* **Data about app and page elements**
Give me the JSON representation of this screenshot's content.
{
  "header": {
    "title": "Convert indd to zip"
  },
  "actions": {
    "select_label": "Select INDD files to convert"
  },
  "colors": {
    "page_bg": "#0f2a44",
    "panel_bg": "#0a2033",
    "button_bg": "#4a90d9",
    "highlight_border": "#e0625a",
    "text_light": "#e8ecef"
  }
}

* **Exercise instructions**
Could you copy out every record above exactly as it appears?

* **Written answer**
Give me the JSON representation of this screenshot's content.
{
  "header": {
    "title": "Convert indd to zip"
  },
  "actions": {
    "select_label": "Select INDD files to convert"
  },
  "colors": {
    "page_bg": "#0f2a44",
    "panel_bg": "#0a2033",
    "button_bg": "#4a90d9",
    "highlight_border": "#e0625a",
    "text_light": "#e8ecef"
  }
}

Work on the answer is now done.